Description of the task:
List all the lines in these records that hold "nickname".

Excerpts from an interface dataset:

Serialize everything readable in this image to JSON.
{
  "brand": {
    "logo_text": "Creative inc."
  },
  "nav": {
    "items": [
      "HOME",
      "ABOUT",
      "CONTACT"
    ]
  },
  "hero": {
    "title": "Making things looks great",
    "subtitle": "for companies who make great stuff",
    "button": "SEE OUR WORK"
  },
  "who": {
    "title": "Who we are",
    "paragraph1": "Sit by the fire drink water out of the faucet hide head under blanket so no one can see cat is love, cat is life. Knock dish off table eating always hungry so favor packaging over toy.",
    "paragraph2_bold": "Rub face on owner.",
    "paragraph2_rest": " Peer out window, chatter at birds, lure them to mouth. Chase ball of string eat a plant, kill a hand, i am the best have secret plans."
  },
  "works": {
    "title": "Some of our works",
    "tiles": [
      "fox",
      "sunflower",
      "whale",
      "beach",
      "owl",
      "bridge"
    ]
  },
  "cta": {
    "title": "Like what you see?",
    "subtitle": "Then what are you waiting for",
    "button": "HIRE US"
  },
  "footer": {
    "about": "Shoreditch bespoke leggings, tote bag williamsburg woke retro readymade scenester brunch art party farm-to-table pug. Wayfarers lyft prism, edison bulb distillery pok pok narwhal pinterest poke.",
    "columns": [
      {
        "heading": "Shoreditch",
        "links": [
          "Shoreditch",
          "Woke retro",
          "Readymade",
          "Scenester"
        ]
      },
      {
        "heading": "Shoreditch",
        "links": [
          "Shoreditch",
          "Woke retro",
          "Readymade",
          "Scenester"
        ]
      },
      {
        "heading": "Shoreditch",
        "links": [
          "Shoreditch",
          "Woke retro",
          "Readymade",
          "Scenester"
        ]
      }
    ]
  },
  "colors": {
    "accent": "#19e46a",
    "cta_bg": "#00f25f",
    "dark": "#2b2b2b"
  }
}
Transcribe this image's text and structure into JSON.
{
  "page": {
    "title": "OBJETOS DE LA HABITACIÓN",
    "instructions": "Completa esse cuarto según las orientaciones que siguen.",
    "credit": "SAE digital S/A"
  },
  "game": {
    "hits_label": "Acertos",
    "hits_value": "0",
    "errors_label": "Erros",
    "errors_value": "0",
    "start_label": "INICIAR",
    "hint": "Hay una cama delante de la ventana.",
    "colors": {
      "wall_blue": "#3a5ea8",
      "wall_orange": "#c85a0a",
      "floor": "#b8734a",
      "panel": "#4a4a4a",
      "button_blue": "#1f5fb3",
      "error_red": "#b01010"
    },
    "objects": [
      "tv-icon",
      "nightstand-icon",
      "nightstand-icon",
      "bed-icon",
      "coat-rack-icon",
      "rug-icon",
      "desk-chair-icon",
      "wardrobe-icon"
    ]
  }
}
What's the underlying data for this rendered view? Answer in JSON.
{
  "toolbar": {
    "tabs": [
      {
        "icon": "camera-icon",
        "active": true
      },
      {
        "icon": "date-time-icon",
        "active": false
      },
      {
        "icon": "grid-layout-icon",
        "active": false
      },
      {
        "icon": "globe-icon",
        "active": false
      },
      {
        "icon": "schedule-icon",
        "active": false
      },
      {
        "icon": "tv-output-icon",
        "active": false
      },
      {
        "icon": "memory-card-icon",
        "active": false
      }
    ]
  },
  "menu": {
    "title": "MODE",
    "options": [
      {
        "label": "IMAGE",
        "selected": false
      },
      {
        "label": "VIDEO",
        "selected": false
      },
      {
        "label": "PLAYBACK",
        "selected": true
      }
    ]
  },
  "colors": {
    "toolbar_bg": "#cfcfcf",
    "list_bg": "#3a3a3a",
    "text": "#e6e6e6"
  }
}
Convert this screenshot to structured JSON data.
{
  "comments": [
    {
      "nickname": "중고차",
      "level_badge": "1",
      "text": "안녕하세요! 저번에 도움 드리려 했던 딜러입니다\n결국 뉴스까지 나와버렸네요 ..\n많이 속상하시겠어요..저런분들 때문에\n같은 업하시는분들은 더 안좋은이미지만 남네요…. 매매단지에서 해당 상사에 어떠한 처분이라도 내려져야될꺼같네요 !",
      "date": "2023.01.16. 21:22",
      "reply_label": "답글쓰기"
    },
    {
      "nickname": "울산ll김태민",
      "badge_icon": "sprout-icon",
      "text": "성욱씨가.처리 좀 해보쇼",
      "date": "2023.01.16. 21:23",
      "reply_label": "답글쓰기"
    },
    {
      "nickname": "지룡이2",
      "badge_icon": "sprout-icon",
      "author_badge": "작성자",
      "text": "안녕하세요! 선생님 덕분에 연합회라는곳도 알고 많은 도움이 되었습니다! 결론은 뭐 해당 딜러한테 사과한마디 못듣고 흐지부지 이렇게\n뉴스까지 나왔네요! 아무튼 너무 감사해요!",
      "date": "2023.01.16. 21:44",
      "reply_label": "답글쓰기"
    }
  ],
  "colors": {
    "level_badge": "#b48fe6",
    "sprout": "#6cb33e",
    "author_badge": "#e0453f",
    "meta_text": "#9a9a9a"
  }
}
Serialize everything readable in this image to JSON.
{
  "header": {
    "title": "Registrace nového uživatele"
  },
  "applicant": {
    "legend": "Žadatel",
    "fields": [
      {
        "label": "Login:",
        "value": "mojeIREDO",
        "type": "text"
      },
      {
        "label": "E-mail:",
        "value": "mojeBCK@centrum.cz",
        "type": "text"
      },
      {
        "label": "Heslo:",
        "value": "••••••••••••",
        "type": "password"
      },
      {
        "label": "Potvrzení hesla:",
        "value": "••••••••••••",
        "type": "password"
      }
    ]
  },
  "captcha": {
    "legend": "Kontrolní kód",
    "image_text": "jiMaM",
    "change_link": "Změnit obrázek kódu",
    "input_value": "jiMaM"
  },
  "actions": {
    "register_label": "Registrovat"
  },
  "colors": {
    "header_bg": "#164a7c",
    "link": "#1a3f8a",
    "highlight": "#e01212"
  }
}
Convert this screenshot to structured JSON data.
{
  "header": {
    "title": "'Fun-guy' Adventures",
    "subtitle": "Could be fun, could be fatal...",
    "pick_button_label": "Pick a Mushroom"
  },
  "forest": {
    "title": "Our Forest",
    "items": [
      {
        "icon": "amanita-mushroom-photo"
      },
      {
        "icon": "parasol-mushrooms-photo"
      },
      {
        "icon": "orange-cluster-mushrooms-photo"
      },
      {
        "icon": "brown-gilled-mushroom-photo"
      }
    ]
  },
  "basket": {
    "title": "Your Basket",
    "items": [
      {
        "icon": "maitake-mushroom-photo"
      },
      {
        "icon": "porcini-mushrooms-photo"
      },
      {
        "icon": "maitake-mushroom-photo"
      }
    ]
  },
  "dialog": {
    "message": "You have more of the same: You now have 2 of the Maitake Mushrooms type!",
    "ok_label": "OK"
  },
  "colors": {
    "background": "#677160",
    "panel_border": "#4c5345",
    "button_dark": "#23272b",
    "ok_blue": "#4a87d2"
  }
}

Result of the task:
      "nickname": "중고차",
      "nickname": "울산ll김태민",
      "nickname": "지룡이2",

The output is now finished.